The city’s gaming industry is coming to grips with proposed alterations to Macao gaming laws which were published early today.
Significantly, concessionaires will need to be assessed by the Gaming Inspection and Coordination Bureau every three years. It was announced last Friday that the number of concessions would not exceed six, which would be allowed to operate for 10 years, extendable to 13 years in special circumstances.
The draft amendment to Law No 16/2001 lays down that concessionaires must report to the Chief Executive any financial operations which exceed what is stipulated in their contracts before they take place.
Furthermore, the draft amendment warns that threats to national security and the security of Macao can lead to the revocation of the licence.
National security is given top priority in the new bill, together with promoting Macao’s diversification and sustainable development.
Junket operations – previously a huge source of revenue for the city’s casinos, and cast in uncertain light following the arrest of junket operator Alvin Chau for suspected money laundering and other crimes – are also targeted by the bill. In future, each gaming promoter will only be allowed to operate with one concessionaire.
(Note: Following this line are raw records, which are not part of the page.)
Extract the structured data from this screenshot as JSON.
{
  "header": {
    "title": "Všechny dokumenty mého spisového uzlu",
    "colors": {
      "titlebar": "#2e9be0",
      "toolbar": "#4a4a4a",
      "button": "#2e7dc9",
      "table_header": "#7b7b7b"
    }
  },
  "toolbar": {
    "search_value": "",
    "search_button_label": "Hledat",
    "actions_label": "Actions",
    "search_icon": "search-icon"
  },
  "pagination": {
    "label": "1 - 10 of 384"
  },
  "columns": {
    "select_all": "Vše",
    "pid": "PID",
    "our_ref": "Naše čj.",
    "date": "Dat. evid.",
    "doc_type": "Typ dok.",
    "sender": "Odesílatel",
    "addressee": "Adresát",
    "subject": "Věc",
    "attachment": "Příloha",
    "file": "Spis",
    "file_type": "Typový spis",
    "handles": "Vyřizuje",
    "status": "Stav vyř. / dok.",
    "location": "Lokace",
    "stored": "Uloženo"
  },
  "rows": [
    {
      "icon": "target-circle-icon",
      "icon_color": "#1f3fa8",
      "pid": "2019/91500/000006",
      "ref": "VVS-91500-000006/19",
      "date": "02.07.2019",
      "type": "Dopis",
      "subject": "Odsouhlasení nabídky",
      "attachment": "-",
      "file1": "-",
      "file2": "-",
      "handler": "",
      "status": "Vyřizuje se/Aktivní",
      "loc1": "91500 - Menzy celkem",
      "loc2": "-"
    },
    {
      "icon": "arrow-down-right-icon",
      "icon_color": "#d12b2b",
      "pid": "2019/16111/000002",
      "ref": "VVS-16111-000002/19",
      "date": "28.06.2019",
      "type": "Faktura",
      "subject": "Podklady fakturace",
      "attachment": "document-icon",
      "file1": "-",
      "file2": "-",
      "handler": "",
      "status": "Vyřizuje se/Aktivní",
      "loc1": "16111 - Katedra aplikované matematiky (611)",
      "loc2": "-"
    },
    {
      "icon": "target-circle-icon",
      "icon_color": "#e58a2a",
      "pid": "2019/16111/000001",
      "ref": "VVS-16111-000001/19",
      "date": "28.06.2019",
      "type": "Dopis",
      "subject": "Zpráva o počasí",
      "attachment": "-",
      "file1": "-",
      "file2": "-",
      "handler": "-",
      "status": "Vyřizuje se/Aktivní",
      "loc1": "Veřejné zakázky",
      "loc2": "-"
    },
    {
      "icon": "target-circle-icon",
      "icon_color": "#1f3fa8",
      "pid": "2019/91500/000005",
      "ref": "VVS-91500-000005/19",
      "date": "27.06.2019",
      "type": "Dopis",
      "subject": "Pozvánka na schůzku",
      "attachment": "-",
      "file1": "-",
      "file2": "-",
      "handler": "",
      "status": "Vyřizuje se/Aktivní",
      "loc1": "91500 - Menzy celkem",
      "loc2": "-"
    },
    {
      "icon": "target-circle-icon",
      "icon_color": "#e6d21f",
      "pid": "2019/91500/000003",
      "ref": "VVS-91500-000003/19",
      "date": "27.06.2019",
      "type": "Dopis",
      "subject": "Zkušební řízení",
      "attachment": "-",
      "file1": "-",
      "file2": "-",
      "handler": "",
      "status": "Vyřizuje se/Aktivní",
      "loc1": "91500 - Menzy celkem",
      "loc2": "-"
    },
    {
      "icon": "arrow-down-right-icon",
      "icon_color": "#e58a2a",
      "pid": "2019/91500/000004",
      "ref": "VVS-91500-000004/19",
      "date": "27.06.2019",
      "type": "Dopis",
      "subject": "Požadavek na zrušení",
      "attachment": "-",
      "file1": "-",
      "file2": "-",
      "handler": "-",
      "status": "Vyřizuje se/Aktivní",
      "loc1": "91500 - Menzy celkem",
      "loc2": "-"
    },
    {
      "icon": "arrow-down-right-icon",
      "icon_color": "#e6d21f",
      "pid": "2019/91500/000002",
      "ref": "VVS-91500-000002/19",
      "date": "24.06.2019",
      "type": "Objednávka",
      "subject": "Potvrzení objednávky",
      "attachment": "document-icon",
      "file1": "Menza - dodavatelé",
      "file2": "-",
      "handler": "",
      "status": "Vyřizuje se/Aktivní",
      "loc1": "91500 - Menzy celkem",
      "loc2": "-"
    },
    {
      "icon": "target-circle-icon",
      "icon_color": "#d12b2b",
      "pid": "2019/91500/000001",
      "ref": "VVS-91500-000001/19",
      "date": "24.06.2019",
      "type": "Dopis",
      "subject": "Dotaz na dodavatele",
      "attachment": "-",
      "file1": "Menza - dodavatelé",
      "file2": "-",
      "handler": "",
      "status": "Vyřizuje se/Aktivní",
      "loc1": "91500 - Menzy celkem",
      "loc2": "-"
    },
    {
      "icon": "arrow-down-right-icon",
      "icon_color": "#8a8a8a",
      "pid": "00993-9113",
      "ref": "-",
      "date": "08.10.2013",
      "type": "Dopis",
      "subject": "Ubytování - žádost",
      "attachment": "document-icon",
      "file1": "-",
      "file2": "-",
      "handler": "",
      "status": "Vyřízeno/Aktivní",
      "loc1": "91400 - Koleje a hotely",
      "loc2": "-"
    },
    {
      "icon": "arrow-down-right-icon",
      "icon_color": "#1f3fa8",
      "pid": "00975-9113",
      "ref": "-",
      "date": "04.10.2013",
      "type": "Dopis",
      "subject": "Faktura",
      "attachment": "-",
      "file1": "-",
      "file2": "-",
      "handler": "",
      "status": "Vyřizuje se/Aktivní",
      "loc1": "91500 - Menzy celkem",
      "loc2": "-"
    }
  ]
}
Last Friday, Secretary for Administration and Justice André Cheong Weng Chon announced that junkets will not be allowed to engage in revenue-sharing deals with concessionaires or to operate VIP rooms or similar facilities in casinos, and will only provide services to concessionaires on commission.